Start of MATERIAL PROVIDED

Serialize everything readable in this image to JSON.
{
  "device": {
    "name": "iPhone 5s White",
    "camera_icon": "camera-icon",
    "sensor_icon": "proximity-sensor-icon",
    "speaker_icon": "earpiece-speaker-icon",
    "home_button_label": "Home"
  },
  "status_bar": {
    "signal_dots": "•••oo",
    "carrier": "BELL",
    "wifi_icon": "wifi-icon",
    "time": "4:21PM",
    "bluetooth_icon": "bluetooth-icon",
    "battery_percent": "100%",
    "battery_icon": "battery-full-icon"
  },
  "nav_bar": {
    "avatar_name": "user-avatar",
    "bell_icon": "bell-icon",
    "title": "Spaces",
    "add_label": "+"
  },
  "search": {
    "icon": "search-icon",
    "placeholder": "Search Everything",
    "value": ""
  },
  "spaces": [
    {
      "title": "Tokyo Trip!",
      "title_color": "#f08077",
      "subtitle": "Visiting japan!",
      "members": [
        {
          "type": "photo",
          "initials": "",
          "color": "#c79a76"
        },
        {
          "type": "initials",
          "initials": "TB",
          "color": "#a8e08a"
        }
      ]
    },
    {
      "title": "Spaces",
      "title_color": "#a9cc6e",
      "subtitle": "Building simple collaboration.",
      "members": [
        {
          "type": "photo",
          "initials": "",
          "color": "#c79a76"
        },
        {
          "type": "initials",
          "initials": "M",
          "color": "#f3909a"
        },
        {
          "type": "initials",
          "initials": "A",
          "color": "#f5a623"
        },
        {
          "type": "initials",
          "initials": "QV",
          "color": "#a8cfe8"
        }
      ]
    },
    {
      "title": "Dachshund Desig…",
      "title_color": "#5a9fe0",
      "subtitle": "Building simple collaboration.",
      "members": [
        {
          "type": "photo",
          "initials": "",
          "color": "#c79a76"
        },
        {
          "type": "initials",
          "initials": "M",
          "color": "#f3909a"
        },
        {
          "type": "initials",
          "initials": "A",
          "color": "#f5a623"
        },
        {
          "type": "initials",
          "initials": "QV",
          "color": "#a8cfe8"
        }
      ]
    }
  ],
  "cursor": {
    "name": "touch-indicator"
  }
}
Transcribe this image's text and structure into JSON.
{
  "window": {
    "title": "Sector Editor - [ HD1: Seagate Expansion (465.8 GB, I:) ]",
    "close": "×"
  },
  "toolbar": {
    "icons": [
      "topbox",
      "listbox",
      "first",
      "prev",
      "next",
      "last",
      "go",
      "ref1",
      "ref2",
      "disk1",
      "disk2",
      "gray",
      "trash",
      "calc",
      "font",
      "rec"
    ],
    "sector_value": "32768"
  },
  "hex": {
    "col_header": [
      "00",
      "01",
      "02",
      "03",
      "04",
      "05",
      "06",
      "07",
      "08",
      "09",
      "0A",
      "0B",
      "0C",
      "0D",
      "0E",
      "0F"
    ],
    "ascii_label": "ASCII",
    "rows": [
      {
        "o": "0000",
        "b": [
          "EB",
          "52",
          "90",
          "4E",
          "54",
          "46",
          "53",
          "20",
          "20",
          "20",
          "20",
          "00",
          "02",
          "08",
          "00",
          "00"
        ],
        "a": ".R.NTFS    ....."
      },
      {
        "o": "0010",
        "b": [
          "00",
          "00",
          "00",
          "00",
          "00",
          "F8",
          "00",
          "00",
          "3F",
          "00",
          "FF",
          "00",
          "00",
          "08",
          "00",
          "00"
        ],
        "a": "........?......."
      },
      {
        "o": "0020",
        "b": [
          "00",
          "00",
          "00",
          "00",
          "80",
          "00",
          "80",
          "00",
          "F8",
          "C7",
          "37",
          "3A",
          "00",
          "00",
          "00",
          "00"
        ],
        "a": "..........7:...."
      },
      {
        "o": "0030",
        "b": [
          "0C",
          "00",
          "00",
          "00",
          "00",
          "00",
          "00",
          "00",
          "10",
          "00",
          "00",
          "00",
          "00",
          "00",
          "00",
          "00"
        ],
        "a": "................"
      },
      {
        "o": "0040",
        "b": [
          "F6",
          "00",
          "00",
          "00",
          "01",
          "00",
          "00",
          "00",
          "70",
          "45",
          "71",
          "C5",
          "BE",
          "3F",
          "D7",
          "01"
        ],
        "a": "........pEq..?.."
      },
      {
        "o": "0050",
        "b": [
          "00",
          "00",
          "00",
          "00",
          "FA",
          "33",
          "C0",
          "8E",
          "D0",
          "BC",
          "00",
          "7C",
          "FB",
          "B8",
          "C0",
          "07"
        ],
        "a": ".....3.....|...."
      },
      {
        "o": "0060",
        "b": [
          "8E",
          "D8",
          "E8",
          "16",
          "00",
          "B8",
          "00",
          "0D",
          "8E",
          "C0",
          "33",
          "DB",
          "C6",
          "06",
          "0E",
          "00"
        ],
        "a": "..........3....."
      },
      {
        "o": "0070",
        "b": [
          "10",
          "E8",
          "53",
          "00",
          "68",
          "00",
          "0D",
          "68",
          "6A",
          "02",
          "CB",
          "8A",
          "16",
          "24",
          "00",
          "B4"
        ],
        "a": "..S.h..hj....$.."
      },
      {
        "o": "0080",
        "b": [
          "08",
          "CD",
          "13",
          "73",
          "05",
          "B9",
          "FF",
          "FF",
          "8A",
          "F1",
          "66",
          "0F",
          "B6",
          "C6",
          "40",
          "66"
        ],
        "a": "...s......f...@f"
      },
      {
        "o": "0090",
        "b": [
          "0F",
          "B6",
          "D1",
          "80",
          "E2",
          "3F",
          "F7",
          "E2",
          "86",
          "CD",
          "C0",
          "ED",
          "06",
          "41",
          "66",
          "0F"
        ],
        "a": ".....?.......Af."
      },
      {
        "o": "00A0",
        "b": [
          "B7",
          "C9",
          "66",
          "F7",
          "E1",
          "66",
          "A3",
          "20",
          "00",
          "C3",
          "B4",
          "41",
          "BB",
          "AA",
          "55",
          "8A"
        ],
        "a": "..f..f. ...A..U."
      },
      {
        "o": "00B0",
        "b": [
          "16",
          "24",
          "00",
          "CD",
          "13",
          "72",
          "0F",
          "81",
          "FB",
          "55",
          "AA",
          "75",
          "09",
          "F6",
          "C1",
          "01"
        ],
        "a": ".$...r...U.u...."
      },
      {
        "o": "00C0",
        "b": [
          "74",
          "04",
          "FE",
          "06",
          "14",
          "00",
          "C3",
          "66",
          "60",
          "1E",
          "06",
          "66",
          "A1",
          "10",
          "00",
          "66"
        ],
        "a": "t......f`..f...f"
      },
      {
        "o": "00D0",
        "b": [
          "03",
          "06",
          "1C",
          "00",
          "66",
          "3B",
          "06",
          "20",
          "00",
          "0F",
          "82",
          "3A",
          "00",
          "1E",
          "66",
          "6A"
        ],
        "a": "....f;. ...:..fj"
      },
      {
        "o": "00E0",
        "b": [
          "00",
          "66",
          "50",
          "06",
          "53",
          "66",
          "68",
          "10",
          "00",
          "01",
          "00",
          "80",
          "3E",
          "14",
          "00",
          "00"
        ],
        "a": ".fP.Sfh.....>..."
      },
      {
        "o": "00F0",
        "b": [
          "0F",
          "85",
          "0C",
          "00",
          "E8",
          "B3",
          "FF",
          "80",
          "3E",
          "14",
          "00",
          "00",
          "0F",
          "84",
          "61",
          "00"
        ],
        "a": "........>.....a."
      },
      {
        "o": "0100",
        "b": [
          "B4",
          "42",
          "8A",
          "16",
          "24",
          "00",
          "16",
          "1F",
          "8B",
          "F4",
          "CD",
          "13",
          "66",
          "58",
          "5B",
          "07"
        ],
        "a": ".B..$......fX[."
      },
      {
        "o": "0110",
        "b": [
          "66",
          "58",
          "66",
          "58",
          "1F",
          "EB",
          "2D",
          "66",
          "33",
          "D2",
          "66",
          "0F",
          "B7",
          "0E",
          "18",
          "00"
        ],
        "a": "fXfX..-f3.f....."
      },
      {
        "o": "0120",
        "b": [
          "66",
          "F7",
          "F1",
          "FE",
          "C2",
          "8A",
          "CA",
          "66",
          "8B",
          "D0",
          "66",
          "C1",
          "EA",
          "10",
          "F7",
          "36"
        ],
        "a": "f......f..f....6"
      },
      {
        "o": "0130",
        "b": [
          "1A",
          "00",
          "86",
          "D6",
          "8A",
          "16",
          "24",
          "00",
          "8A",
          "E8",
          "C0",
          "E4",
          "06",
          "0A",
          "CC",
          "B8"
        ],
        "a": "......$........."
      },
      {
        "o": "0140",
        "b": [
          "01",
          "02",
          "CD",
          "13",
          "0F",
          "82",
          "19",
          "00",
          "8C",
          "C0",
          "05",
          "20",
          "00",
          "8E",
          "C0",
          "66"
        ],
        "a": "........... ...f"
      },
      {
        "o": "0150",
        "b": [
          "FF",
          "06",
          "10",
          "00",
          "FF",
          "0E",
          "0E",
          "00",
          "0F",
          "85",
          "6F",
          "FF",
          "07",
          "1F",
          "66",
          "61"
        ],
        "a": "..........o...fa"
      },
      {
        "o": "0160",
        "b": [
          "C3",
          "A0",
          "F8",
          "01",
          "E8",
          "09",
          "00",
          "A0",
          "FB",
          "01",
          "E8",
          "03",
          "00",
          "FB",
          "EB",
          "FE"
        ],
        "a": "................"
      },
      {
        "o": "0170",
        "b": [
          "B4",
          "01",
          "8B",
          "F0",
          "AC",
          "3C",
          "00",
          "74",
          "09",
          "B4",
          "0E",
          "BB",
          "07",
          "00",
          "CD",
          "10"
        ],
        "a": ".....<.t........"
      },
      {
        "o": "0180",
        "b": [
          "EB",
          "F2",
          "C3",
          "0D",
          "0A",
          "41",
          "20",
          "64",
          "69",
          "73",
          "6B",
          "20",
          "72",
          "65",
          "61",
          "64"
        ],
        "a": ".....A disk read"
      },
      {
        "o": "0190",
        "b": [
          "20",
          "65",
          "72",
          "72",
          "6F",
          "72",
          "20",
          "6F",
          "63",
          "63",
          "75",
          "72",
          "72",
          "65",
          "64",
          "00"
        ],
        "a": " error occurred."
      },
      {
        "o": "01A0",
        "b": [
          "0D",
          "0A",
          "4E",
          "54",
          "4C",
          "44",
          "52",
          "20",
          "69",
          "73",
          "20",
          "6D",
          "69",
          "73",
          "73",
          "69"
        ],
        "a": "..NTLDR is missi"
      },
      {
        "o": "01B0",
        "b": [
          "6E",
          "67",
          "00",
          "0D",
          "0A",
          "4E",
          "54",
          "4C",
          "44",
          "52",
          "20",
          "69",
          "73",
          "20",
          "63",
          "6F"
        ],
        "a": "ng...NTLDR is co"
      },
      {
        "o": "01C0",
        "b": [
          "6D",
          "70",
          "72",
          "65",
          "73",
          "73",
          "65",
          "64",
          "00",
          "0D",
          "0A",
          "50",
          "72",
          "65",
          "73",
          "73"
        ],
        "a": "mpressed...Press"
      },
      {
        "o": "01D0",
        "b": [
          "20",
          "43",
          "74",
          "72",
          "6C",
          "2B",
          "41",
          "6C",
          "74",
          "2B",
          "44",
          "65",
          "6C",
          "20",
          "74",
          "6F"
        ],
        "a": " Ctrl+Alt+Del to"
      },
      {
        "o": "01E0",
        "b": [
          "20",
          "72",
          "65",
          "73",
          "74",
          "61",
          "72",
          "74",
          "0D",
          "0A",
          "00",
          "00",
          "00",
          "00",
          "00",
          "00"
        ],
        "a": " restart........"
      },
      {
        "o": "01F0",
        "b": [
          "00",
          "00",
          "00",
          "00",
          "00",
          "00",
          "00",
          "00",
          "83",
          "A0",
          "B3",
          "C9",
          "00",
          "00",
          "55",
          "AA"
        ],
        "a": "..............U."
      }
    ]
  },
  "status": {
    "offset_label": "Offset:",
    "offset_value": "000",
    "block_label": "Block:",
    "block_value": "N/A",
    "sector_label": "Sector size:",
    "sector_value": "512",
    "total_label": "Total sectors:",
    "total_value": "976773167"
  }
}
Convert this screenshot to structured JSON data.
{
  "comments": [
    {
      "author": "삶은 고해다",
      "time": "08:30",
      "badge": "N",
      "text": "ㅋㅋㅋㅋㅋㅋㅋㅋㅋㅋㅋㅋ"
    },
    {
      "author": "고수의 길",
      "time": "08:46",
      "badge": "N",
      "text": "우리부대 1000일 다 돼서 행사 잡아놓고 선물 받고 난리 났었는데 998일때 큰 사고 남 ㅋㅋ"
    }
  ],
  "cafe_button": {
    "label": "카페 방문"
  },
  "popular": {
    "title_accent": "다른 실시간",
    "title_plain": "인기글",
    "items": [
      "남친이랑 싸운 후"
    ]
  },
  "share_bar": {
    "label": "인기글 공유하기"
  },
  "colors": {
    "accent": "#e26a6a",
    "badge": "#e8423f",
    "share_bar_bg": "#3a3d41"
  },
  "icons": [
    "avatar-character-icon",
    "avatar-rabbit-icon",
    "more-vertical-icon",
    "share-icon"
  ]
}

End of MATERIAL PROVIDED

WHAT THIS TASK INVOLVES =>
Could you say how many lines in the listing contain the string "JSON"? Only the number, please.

EXPECTED ANSWER =>
3